[Collected data]

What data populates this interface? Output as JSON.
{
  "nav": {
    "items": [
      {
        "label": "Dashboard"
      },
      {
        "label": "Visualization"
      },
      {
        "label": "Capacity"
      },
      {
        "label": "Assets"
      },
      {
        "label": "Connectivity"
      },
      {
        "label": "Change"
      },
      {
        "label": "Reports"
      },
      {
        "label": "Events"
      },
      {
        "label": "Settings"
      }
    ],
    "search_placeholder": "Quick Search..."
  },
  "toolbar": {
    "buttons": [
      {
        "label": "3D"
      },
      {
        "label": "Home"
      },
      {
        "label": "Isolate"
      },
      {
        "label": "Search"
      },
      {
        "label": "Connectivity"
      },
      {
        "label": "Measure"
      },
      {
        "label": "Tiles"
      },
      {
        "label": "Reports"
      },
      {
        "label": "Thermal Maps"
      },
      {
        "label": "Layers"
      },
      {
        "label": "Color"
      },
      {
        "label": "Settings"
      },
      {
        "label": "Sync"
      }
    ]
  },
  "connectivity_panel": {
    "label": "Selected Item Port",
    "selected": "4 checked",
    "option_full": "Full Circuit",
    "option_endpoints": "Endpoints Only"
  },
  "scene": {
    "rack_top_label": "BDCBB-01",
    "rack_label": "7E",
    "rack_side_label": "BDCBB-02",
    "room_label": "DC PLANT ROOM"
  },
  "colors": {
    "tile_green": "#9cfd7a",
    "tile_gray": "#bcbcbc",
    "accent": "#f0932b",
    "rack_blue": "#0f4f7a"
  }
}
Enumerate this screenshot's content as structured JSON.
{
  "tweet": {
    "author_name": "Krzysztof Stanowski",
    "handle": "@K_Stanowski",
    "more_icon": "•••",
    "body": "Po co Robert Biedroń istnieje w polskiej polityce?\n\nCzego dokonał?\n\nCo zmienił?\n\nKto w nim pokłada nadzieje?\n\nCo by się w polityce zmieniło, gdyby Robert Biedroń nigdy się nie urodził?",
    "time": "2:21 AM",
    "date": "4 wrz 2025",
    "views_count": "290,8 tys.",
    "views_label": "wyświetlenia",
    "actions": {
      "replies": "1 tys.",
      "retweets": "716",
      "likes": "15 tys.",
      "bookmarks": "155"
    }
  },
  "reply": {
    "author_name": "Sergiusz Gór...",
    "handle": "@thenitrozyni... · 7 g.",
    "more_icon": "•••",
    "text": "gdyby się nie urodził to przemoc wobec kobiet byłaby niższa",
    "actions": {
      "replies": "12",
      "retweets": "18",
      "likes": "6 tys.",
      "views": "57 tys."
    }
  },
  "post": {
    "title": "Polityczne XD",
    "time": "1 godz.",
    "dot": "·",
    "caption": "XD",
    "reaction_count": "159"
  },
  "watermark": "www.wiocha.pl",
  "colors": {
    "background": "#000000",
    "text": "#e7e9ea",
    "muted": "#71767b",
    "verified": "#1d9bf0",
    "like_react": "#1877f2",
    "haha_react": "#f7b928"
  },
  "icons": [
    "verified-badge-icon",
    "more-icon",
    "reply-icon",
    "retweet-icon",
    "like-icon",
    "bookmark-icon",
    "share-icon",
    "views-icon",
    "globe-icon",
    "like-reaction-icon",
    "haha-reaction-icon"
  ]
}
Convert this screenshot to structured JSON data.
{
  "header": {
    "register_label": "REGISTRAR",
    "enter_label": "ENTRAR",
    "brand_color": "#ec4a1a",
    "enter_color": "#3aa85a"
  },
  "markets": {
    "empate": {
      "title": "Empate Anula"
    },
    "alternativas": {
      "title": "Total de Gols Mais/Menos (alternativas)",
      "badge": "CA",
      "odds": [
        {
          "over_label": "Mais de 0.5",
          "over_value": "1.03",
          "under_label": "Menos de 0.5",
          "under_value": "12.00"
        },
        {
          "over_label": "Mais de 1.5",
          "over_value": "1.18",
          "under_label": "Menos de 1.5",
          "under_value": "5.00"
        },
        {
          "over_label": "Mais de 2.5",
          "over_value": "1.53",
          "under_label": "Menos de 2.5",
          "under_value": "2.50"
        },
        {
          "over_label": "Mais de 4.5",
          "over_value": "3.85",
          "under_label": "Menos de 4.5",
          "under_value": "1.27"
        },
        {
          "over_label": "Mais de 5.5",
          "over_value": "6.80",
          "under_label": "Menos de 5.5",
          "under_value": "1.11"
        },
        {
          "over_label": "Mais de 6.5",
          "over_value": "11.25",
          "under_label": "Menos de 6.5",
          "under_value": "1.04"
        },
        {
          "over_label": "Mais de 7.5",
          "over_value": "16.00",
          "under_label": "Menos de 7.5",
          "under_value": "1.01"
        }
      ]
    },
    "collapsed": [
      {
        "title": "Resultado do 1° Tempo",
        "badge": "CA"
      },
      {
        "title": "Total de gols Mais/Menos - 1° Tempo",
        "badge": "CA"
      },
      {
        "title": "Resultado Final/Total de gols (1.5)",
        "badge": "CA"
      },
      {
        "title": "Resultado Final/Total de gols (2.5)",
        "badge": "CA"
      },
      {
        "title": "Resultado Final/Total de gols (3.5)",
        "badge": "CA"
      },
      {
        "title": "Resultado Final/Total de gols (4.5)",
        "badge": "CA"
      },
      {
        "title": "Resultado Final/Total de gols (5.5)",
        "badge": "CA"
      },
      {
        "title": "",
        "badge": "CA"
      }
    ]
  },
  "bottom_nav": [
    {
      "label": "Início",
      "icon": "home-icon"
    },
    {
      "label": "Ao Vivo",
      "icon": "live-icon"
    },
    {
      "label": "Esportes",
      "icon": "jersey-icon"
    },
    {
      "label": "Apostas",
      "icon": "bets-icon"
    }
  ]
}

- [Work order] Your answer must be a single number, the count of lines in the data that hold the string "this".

- [Written answer] 3